Lia: I was given an opportunity to move to the private sector and apply my experience to help a fintech company navigate a complex regulatory landscape and expand globally. I have worked for a number of pre and post IPO tech companies, in various capacities. Everything from leading global government and regulatory affairs, to opening international markets for new products in Europe and Asia, to building partner ecosystems from the ground up, and leading technical partnerships to develop, deploy, and evangelize autonomous vehicle technology and mobility services.
Each role has presented a new opportunity to bring different worlds together to drive impact. Whether political parties, foreign countries, engineering teams, banking, automotive, or tech business executives, the challenges are similar, and the skill set is the same.
What excited you about joining Aurora?
Lia: The improved safety and accessibility that self-driving technology will bring and Aurora’s unique technical ability to deliver it. I also believe that the only way autonomous vehicle technology will be deployed is if each stakeholder focuses on what they do best and works closely, and humbly, with partners to get products to market together. It was clear to me that the Aurora leadership team shared those beliefs.
The founders also recognized the value of my multidisciplinary background and carved out a role and a function that would make use of my experience, acting as the bridge between partners, business, and engineering teams. They not only recognized the importance and need for the role, but they trusted me to build out this new function and bring in the team to execute it.
Describe what you do at Aurora.

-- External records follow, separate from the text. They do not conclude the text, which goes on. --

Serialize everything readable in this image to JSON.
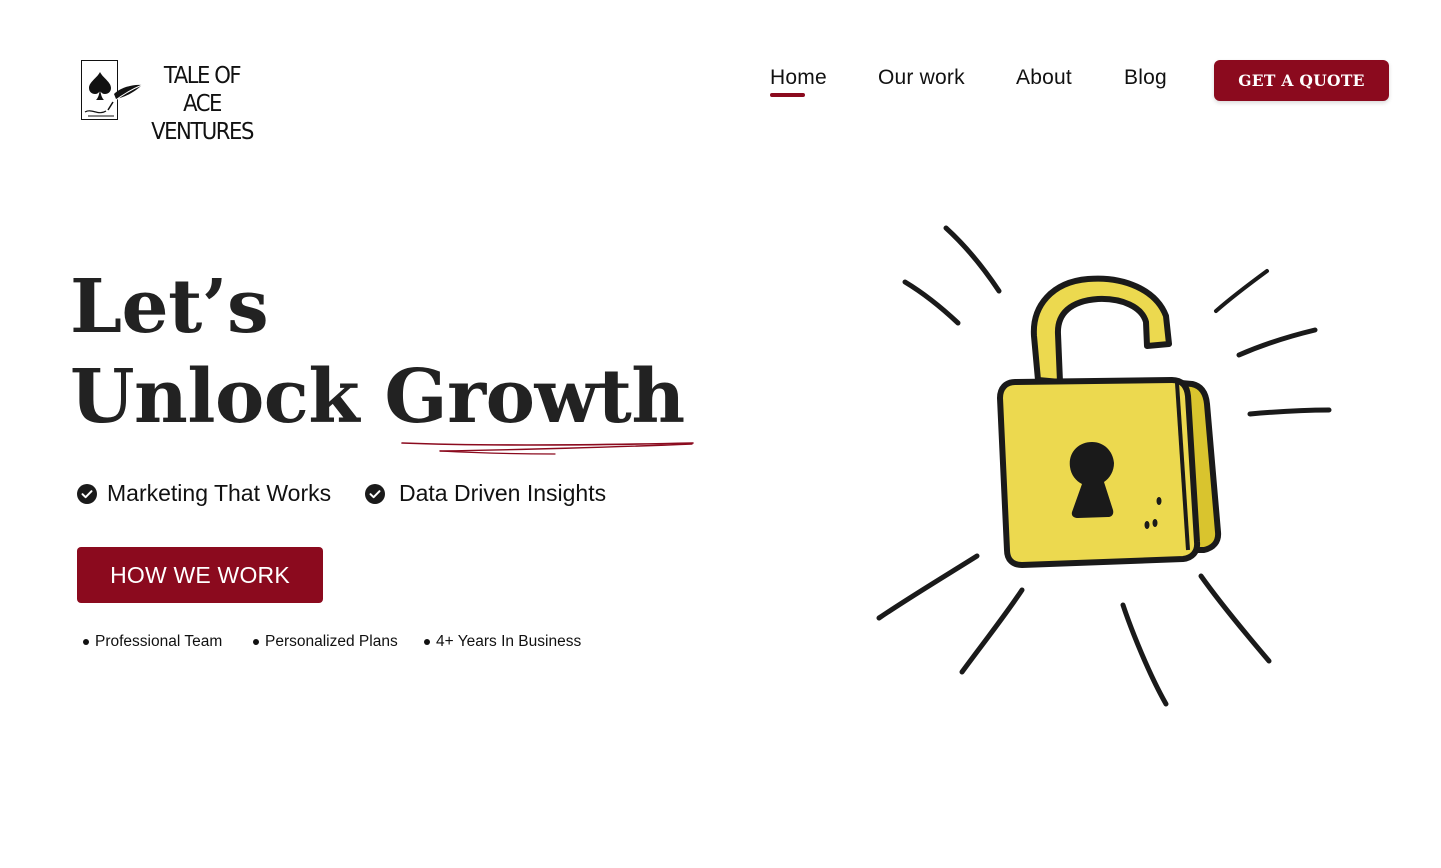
{
  "brand": {
    "line1": "TALE OF ACE",
    "line2": "VENTURES"
  },
  "nav": {
    "items": [
      {
        "label": "Home",
        "active": true
      },
      {
        "label": "Our work",
        "active": false
      },
      {
        "label": "About",
        "active": false
      },
      {
        "label": "Blog",
        "active": false
      }
    ],
    "cta_label": "GET A QUOTE"
  },
  "hero": {
    "title_line1": "Let’s",
    "title_line2": "Unlock Growth",
    "features": [
      "Marketing That Works",
      "Data Driven Insights"
    ],
    "cta_label": "HOW WE WORK",
    "highlights": [
      "Professional Team",
      "Personalized Plans",
      "4+ Years In Business"
    ],
    "illustration": "unlocked-padlock-icon"
  },
  "colors": {
    "accent": "#8b0a1e",
    "lock_yellow": "#ecd94f",
    "text": "#1a1a1a"
  }
}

Lia: I lead a growing team that is responsible for defining the products that we build for our partners, and running the programs that deliver those products. Tactically, we do everything from leading engagements with our partners, driving vehicle programs and fleet planning, and working with our business, operations, communications, and policy teams to ensure Aurora is best positioned to deliver on our mission.
Why do you think Aurora is positioned to succeed?

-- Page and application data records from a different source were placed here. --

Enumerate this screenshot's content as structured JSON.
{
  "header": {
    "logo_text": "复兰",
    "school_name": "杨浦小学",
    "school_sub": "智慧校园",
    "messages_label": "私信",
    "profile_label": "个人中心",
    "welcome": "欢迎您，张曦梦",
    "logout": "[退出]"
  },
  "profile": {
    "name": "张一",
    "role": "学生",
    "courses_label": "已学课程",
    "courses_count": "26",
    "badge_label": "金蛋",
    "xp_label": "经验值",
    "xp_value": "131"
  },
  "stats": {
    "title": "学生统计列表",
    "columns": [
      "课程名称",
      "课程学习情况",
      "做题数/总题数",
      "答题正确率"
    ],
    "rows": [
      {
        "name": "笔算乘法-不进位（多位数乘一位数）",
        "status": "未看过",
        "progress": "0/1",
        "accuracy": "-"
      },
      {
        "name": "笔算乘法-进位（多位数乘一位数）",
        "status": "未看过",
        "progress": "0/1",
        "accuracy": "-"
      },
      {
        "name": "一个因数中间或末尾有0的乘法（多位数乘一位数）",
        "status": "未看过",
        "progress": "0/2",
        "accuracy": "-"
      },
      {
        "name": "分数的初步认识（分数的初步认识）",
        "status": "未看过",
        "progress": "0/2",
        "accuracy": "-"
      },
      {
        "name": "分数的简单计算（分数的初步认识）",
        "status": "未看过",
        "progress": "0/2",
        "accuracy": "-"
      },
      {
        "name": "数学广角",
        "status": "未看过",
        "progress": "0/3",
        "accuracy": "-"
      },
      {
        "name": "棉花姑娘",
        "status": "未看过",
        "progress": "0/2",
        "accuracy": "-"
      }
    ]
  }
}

Lia: We have an experienced team who have worked on various elements of self-driving technology and saw the opportunity to take it to the next level at Aurora. Based on our collective experience, we’ve built our business, partnership model, and technology to be agnostic, which we believe positions Aurora to successfully deliver the Aurora Driver safely, quickly, and broadly. We can’t predict what the future will look like, but we’re nimble and ready to take on whatever comes our way.
What is your advice for women who may want to pursue a career in autonomous vehicles?
Lia: It’s not easy being a woman in any male-dominated industry, autonomous vehicles included. It’s especially difficult to be a leader in the space because there are few other women to look to as examples or for support. However, it’s absolutely possible!
My advice is to not fixate on the fact that you may be the only woman in the room. That will happen. Don’t think of it as a vulnerability — seize it as an opportunity to share your unique voice even if it’s different or occasionally makes others uncomfortable. You are there for a reason. Always come prepared and put in the time and effort to learn your craft. You are paving the road for the women who will come after you.
August 18th is the 100th anniversary of women’s right to vote in the US. How are you honoring the centennial anniversary of women’s suffrage?
Lia: August is a meaningful month for the history of voting in America. Both in passage of the Voting Rights Act on August 6, 1965, and the ratification of the 19th Amendment on August 18, 1920. I will be volunteering (virtually) to help people register to vote and request absentee ballots.
Outside of work, what do you like to do in your spare time?
Lia: I am still involved in policy work, serving as a Fellow on the Truman National Security Project, an organization of current and former political and national security professionals that collaborate on policy initiatives, give guidance to campaigns, and support rising leaders.
At home, I really love making and eating pasta. I can pretend to say exercising, but truthfully, pasta and politics are how I spend my time outside of work.
What is your favorite pasta?
Lia: It depends on the hour! I find the best pasta is made with the simplest ingredients. (See below!)